Published: April 6, 2020

National Science Foundation logoThe National Science Foundation has awarded six prestigious Graduate Research Fellowships to University of Colorado Boulder aerospace students, paving the way for them to continue their innovative and impactful research on campus.

The awards recognize outstanding graduate students from across the country in science, technology, engineering and mathematics (STEM) fields.

The six aerospace winners are among 26 students from majors across campus receiving the awards, as well as 31 additional students who earned Honorable Mentions. Each recipient will receive a $34,000 annual stipend for the next three years as well as professional development opportunities.

2020 CU Boulder Honorees

Kristen Bruchko

Advisor: Natasha Bosanac
Lab: Bosanac Research Group

Throughout my time at CU Boulder, I will be researching a new approach to constructing trajectories in multi-body systems using roadmap generation and dynamical systems theory. Designing a feasible and efficient trajectory in a chaotic environment is a complex process that is time-consuming for a human, requires an adequate initial guess, and expert knowledge of the environment. I plan to incorporate roadmap generation techniques to solve the path planning problem to autonomously choose the trajectory path and dynamical systems theory to summarize the total solution space. By combining these approaches, I will develop a more efficient method that requires less human interaction and will address common challenges in mission planning. By the end of my graduate studies, my goal is to develop a new approach that will support mission planning in cislunar and deep space via autonomous trajectory design. Ultimately, I want to help expand the capabilities of space exploration by enabling advanced missions to complex destinations.

Adam Herrmann

Advisor: Hanspeter Schaub
Lab: Autonomous Vehicle Systems (AVS) Laboratory

My PhD research focuses on solving the spacecraft operations scheduling problem using both classical optimization techniques and reinforcement learning to enable spacecraft autonomy in the Earth-observing and small-body domains. I am particularly interested in bridging the gap between these two fields, exploring the trades between the two in solving complex spacecraft planning problems. Furthermore, I am interested in how these computationally intensive planning algorithms can be implemented onboard spacecraft. How do you balance computational complexity with plan robustness in uncertain environments? Can you fly a high-fidelity dynamics simulator onboard to help solve these problems? In addition to optimal spacecraft planning, I am also interested in studying how supervised learning techniques can be applied onboard spacecraft to better predict resource usage during spacecraft plan execution, reducing constraint violations and replanning efforts.

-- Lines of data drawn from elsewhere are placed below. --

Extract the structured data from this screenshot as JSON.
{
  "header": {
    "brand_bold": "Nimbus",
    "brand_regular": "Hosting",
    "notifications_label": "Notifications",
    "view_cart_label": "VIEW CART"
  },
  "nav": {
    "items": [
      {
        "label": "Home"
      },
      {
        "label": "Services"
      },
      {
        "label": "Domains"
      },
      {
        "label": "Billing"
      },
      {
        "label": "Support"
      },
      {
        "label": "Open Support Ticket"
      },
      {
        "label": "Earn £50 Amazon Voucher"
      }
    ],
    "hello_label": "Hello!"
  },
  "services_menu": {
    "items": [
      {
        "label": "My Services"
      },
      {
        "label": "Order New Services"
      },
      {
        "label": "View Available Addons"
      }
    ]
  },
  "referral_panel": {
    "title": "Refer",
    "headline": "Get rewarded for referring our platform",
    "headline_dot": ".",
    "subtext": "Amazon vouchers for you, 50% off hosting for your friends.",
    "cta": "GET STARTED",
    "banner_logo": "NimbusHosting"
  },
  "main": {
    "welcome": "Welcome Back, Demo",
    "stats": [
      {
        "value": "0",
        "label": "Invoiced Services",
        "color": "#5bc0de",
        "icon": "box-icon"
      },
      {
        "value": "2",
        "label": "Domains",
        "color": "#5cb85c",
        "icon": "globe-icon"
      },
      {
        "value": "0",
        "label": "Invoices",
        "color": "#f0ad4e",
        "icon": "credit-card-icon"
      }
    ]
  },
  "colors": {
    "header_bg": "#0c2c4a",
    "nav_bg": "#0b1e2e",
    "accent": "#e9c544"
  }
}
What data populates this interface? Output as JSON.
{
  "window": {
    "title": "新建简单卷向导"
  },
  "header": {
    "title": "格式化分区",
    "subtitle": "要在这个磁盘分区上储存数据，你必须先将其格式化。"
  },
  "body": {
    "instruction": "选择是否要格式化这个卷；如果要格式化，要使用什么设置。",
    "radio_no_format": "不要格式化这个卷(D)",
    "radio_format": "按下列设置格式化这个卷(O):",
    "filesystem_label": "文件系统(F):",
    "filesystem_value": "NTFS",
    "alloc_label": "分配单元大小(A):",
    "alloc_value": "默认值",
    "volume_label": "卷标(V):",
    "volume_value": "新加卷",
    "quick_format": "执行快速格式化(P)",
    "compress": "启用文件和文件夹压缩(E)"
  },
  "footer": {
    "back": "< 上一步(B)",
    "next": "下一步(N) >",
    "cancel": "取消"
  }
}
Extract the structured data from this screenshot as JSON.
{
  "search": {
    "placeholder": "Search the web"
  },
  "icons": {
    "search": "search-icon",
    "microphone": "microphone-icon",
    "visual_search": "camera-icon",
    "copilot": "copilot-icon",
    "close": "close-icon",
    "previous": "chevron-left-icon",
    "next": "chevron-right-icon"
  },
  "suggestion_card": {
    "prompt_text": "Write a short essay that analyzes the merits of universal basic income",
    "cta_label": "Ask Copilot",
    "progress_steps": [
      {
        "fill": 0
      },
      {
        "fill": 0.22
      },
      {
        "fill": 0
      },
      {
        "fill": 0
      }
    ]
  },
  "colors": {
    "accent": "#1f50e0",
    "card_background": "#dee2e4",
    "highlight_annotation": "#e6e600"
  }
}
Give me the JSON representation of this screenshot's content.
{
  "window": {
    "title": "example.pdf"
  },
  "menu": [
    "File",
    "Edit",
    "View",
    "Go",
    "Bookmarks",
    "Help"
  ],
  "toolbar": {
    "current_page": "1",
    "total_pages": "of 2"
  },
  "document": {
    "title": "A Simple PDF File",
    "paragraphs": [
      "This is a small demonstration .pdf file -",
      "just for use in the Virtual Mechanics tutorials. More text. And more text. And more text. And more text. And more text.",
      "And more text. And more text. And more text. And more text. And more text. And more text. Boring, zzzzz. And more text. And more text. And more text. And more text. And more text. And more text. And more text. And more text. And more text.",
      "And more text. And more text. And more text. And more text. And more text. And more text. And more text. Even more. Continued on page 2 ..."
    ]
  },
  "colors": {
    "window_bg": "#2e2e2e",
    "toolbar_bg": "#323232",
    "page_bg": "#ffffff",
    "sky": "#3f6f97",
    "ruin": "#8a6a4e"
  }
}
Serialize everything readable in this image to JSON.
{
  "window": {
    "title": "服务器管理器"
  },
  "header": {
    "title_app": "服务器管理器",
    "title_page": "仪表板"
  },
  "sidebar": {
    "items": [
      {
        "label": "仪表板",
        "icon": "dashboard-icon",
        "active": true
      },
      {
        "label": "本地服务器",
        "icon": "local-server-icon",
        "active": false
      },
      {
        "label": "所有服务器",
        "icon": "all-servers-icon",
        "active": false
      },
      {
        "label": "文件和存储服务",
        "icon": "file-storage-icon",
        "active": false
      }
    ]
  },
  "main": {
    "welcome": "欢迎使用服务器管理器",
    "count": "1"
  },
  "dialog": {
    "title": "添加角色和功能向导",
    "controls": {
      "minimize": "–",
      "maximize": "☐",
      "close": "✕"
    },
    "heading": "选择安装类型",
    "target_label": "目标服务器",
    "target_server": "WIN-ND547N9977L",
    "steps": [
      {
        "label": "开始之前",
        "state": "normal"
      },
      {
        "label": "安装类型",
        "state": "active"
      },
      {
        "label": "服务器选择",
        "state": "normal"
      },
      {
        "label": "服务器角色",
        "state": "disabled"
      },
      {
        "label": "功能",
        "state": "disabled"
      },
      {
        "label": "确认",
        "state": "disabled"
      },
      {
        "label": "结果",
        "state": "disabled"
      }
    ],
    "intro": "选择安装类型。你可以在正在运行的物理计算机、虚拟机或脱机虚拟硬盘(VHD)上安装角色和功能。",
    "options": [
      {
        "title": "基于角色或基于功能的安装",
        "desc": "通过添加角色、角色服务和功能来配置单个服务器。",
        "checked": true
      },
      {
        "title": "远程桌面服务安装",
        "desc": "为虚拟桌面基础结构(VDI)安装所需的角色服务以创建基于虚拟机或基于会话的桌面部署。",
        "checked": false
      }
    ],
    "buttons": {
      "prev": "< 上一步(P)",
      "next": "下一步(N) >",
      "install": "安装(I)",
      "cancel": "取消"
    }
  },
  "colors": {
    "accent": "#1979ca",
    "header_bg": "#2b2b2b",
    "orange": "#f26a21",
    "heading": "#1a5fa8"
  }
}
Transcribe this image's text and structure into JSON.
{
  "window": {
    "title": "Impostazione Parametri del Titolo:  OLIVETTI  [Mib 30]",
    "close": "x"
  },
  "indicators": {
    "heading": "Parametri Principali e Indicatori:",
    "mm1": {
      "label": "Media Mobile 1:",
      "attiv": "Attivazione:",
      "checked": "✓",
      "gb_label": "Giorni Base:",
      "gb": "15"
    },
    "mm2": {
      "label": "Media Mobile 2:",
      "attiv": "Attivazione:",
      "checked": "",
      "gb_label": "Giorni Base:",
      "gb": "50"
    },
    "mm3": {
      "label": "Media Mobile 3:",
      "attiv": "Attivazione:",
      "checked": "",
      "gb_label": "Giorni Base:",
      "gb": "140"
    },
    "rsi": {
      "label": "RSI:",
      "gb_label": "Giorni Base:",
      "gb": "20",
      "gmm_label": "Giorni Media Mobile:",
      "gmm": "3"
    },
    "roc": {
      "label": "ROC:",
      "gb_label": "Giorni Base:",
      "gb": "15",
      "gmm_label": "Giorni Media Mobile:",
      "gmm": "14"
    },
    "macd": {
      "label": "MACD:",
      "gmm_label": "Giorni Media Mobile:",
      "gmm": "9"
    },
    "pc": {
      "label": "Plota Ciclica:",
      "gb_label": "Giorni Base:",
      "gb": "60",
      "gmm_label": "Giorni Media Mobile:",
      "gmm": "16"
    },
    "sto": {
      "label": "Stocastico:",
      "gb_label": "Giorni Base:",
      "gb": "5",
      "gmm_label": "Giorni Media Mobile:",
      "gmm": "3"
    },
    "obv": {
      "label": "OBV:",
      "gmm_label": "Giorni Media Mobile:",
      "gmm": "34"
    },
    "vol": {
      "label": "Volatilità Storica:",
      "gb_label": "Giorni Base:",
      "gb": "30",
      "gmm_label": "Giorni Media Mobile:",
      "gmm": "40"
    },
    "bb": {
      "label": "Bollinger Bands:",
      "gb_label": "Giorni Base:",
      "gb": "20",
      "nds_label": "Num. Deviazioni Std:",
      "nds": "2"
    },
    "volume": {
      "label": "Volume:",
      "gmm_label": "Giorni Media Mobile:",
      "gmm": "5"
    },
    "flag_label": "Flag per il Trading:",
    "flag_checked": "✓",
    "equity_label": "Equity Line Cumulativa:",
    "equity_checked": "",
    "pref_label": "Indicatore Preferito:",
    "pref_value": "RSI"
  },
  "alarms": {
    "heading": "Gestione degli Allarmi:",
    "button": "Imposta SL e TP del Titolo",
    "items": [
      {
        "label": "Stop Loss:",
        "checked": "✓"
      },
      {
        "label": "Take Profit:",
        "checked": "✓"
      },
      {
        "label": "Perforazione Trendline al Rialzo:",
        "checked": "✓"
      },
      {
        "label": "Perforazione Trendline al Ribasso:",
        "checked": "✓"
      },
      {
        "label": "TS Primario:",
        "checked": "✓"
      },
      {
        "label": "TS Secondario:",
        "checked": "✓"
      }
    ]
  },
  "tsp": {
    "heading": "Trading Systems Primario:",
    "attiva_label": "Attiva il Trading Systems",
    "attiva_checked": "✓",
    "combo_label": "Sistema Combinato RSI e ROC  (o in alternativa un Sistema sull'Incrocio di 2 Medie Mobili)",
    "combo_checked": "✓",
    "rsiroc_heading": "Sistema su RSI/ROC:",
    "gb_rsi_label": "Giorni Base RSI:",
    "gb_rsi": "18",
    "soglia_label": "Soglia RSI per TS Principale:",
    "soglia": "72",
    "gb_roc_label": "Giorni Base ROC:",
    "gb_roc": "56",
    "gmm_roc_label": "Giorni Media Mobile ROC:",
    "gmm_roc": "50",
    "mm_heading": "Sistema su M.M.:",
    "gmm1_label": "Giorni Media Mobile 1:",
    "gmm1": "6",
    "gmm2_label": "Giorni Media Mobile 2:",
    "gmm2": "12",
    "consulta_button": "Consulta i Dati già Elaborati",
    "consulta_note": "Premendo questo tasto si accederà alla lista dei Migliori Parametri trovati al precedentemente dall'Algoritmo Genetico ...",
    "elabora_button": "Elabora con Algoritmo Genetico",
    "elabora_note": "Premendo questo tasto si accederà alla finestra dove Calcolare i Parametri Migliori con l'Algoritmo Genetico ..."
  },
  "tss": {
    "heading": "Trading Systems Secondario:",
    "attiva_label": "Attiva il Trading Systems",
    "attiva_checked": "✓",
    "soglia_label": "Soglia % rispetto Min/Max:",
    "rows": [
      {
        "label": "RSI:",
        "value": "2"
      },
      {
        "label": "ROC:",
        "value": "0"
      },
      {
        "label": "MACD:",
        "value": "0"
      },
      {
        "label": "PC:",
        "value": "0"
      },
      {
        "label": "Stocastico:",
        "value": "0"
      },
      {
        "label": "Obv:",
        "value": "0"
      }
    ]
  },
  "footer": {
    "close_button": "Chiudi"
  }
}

Jaylon McGhee

Advisor. John Farnsworth
Lab: Experimental Aerodynamics Laboratory

My research is focused on analyzing the unsteady aerodynamics associated with cycloidally rotating airfoils (CRA), which are commonly found in vertical axis wind turbines (VAWTs). This research includes carrying out a progressive experimental study of an isolated CRA to better characterize complex flow phenomena, such as dynamic stall. Upon completion of the experimental phase, I will focus upon developing a theoretical model of the observed behaviors in pursuit of applying this knowledge to enhance renewable energy systems such as VAWTs or wave energy converters.


Anna Montgomery

Advisor: Marcus Holzinger
Lab: Vision, Autonomy, and Decision Research Lab (VADeR)

During my time as a graduate student at CU Boulder I plan to research methods of reachable set computation. Specifically, I am interested in developing techniques to improve the speed, versatility, and accuracy of the current sample-based method for computing reachability subspace surfaces. Reachable sets allow an end-user to determine the optimal final states of a dynamical system given the initial set of states, a feasible control input, and a time horizon. The advancements I have proposed will simultaneously improve reachability surface accuracy and bring computation closer to real-time. While this research will allow for improved decision-making across a wide swath of fields, I hope to emphasize aerospace applications such as rendezvous, proximity operations, and docking. Ultimately, my goal for this research is to develop methods for computing reachable sets that can be used to transfer the task of decision-making from humans to autonomous systems.

Esther Putman

Advisor: Torin Clark
Lab: Bioastronautics Laboratory

My current research investigates whether the application of galvanic vestibular stimulation (GVS) in training scenarios can improve vestibular performance. We are exploring if the use of GVS may be implemented to enhance small motion perception and overall performance in functional mobility and manual control tasks for pilots and astronauts. GVS may have benefits for individuals on Earth as well, improving balance and performance, for example, in elderly individuals who otherwise may be at a higher risk for falls. I hope to utilize my research in Bioastronautics at CU Boulder to support human spaceflight for long-duration exploration missions, working to combine the fields of engineering and medicine to create comprehensive solutions for the unique environment of space. I am also passionate about translating the research and work we do in the space industry to benefit life on Earth and look forward to continuing this research during my graduate studies.

Amanda Steckel

Advisor: Xinzhao Chu
Lab: Chu Research Group